• _WHAT THIS TASK INVOLVES_: Your answer should consist of every line in the records that holds "Batur".

• _RECORDS SUPPLIED_:

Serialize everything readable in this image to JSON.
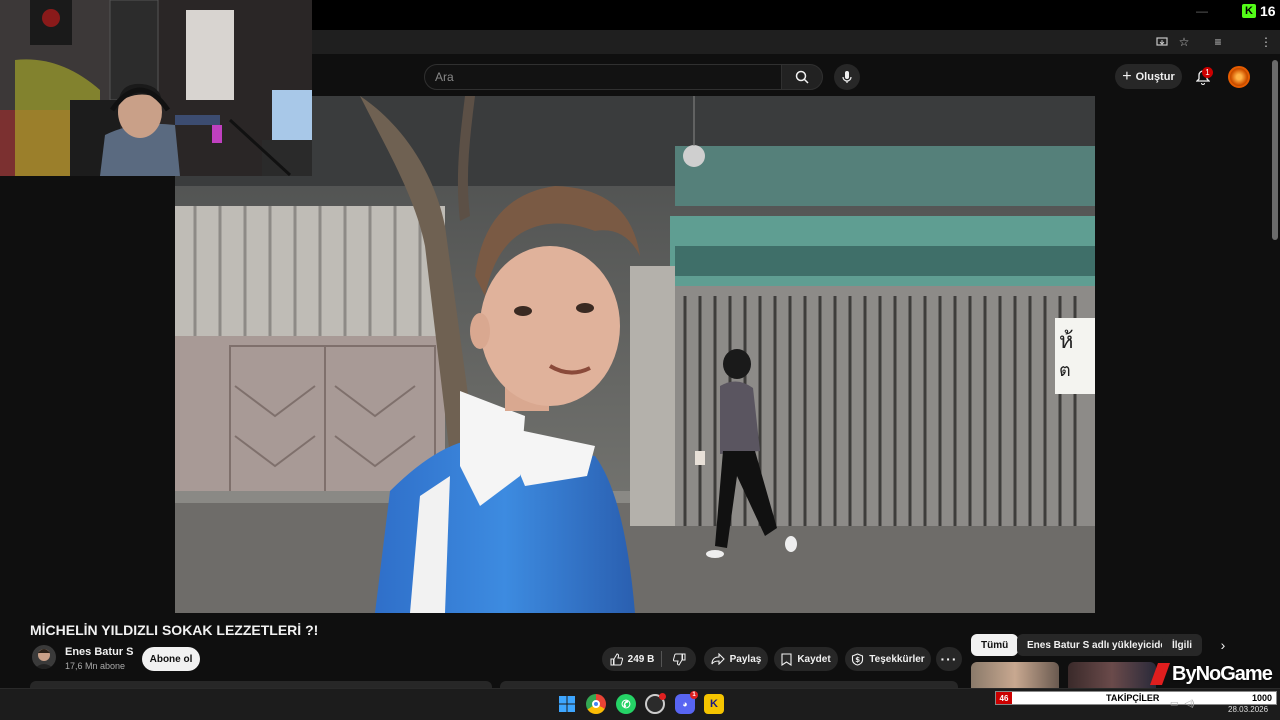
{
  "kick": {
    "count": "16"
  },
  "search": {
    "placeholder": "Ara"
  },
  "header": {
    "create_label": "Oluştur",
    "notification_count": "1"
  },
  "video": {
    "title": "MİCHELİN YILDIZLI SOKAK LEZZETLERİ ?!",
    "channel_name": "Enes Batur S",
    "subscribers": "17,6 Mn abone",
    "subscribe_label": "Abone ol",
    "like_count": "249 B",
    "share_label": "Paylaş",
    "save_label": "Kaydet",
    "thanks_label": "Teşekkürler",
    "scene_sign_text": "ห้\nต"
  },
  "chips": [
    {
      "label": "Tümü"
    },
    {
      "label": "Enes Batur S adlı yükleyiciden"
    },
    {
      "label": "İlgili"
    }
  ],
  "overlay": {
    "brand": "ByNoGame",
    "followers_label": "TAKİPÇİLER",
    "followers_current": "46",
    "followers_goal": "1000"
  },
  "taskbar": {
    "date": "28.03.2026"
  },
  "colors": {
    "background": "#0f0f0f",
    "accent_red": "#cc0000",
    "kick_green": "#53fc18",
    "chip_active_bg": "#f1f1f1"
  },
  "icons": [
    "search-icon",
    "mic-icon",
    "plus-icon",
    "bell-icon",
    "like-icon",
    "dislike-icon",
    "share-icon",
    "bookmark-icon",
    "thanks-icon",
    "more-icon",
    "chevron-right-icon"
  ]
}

• _TASK RESULT_:
    "channel_name": "Enes Batur S",
      "label": "Enes Batur S adlı yükleyiciden"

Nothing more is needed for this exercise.